WHO panel sees potential link between cell phones, brain cancer
Moscow: An expert panel by the World Health Organization (WHO) has established a potential link between the use of mobile phones and brain cancer, the organisation said in a statement on its website.
A group of 31 scientists announced at Tuesday`s meeting of the International Agency for Research on Cancer (IARC) that it classified electromagnetic fields as "possibly carcinogenic to humans", based on an increased risk for glioma, a malignant type of brain cancer, associated with wireless phone use.
"Given the potential consequences for public health of this classification and findings, it is important that additional research be conducted into the long-term, heavy use of mobile phones," IARC Director Christopher Wild said.
"Pending the availability of such information, it is important to take pragmatic measures to reduce exposure such as hands-free devices or texting."
The team said it assigned the 2B status to electromagnetic fields, which means there is "limited evidence of carcinogenicity in humans".
"The evidence, while still accumulating, is strong enough to support a conclusion and the 2B classification. The conclusion means that there could be some risk, and therefore we need to keep a close watch for a link between cell phones and cancer risk," said Jonathan Samet of the University of Southern California, who heads the panel.
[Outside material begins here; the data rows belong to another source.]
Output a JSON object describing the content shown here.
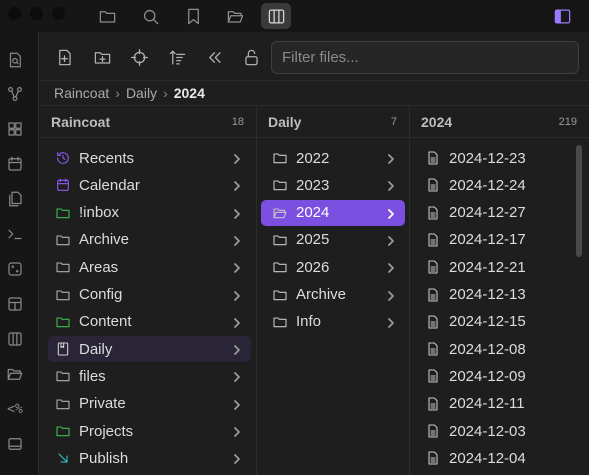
{
  "colors": {
    "accent": "#7b4fe0",
    "folder_green": "#3fbf4f",
    "recents_purple": "#8b5cf6",
    "publish_cyan": "#36c5c9"
  },
  "filter": {
    "placeholder": "Filter files..."
  },
  "breadcrumb": {
    "items": [
      "Raincoat",
      "Daily"
    ],
    "current": "2024"
  },
  "columns": [
    {
      "title": "Raincoat",
      "count": "18",
      "items": [
        {
          "label": "Recents",
          "icon": "history-icon",
          "color": "#8b5cf6"
        },
        {
          "label": "Calendar",
          "icon": "calendar-icon",
          "color": "#8b5cf6"
        },
        {
          "label": "!inbox",
          "icon": "folder-icon",
          "color": "#3fbf4f"
        },
        {
          "label": "Archive",
          "icon": "folder-icon",
          "color": "#b0b0b0"
        },
        {
          "label": "Areas",
          "icon": "folder-icon",
          "color": "#b0b0b0"
        },
        {
          "label": "Config",
          "icon": "folder-icon",
          "color": "#b0b0b0"
        },
        {
          "label": "Content",
          "icon": "folder-icon",
          "color": "#3fbf4f"
        },
        {
          "label": "Daily",
          "icon": "journal-icon",
          "color": "#d0d0d0"
        },
        {
          "label": "files",
          "icon": "folder-icon",
          "color": "#b0b0b0"
        },
        {
          "label": "Private",
          "icon": "folder-icon",
          "color": "#b0b0b0"
        },
        {
          "label": "Projects",
          "icon": "folder-icon",
          "color": "#3fbf4f"
        },
        {
          "label": "Publish",
          "icon": "arrow-down-right-icon",
          "color": "#36c5c9"
        }
      ]
    },
    {
      "title": "Daily",
      "count": "7",
      "items": [
        {
          "label": "2022",
          "icon": "folder-icon"
        },
        {
          "label": "2023",
          "icon": "folder-icon"
        },
        {
          "label": "2024",
          "icon": "folder-open-icon"
        },
        {
          "label": "2025",
          "icon": "folder-icon"
        },
        {
          "label": "2026",
          "icon": "folder-icon"
        },
        {
          "label": "Archive",
          "icon": "folder-icon"
        },
        {
          "label": "Info",
          "icon": "folder-icon"
        }
      ]
    },
    {
      "title": "2024",
      "count": "219",
      "items": [
        {
          "label": "2024-12-23"
        },
        {
          "label": "2024-12-24"
        },
        {
          "label": "2024-12-27"
        },
        {
          "label": "2024-12-17"
        },
        {
          "label": "2024-12-21"
        },
        {
          "label": "2024-12-13"
        },
        {
          "label": "2024-12-15"
        },
        {
          "label": "2024-12-08"
        },
        {
          "label": "2024-12-09"
        },
        {
          "label": "2024-12-11"
        },
        {
          "label": "2024-12-03"
        },
        {
          "label": "2024-12-04"
        }
      ]
    }
  ],
  "ribbon": {
    "snippet_label": "<%"
  }
}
The group is to publish a detailed report on its findings in the next few days.